NAIROBI – If rogue officers at the National Transport and Safety Authority (NTSA) are to be believed, Mariam Omar Mwakituko rose from the dead and imported heavy commercial vehicles.
Were it not for the confounding grand fraud executed by the wayward officers at NTSA Mariam would probably never have been known beyond her home area in Msambweni, Kwale County.
Other Government agencies are also likely to be helping perpetrate the multi-billion shilling scam by using bogus identities such as the dead mother of four.
Mariam was buried on August 30, 2014 – a day after her death at Alfarooq Hospital. However, to the shock of members of her family, she is listed as a major importer of vehicles and knock-down car parts.
She is also the registered owner and operator of three commercial trucks, suspected to have been illegally assembled. Yet she lived in near destitution with her Imam husband, Swaleh Rashid.
It was only by accident that her younger brother, Omar, chanced upon the information as he sought to sell land registered in her name to clear the hospital bill she had accumulated. Paying for the transfer of the ownership documents to the buyer through the Government’s revenue portal revealed her ‘immense wealth’.
Among the properties she supposedly owned, according to Government records, are 13-tonne Isuzu truck and Toyota matatu registered in 2015 and 2016.
“I was shocked to find out that someone was using my sister’s identity to execute fraud,” Omar said.
Alfarooq Hospital only released Mariam’s body after the family surrendered their title deed, a pointer to the financial strain her illness caused.
Mariam’s is among many fictitious identities used by actual importers to execute the complex web of fraud involving billions of shillings and thousands of vehicles – mostly heavy trucks sold as pre-owned.
There are concerns her identity might have been used even before her death. Documents in our possession show several transactions years after her burial at Mwembeni Muslim Cemetery.
It is these imports, some destined for neighbouring countries, that are reassembled and registered in the NTSA system before they are sold to unsuspecting buyers.
Last week, an official of the Kenya Revenue Authority ordered the impounding of four truckloads of spare parts that have since been established to be complete vehicles that have only been broken up.
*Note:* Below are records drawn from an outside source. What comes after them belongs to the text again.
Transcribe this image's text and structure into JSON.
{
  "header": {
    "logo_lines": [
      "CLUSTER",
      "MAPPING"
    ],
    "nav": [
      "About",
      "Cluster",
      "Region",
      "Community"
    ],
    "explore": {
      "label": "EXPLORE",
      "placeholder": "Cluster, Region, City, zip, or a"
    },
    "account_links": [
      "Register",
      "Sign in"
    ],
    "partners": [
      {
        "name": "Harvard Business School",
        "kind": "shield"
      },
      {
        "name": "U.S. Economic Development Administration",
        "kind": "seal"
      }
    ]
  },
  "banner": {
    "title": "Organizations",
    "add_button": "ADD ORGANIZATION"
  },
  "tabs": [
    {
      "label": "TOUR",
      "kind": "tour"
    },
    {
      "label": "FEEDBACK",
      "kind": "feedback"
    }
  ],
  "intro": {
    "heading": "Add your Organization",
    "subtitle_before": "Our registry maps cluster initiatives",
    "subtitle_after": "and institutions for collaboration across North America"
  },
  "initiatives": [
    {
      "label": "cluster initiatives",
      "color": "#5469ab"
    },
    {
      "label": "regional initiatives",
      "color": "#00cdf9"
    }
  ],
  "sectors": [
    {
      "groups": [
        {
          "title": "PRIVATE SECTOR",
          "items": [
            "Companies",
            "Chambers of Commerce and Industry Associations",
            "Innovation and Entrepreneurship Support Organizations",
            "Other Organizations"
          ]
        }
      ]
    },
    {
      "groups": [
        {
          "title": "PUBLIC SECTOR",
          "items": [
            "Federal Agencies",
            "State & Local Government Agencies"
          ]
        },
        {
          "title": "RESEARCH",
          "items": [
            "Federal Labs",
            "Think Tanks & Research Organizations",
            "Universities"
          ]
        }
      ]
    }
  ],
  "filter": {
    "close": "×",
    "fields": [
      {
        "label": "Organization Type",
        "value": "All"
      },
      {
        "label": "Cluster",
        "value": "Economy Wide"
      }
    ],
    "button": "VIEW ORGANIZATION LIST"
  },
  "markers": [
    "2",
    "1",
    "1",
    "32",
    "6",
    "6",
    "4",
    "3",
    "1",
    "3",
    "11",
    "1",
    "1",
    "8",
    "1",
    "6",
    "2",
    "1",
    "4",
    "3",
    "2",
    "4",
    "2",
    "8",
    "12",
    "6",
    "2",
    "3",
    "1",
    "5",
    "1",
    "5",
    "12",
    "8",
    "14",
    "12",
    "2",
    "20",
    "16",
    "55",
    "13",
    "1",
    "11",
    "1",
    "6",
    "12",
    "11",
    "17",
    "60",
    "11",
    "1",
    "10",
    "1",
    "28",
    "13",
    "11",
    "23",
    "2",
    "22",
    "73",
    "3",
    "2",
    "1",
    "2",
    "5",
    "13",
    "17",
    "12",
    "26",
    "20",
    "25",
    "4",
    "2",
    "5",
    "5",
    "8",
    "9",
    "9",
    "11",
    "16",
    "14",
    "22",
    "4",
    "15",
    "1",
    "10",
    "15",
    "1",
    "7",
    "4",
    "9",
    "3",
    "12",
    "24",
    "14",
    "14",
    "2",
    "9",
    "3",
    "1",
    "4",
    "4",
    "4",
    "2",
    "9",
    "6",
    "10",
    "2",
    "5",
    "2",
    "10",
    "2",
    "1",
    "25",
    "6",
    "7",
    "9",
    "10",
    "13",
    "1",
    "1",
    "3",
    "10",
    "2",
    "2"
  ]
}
Mariam’s case offers a rare peek into the operations of rogue NTSA officers in abetting high-level crimes including tax evasion – as is the case with multiple car registration plates.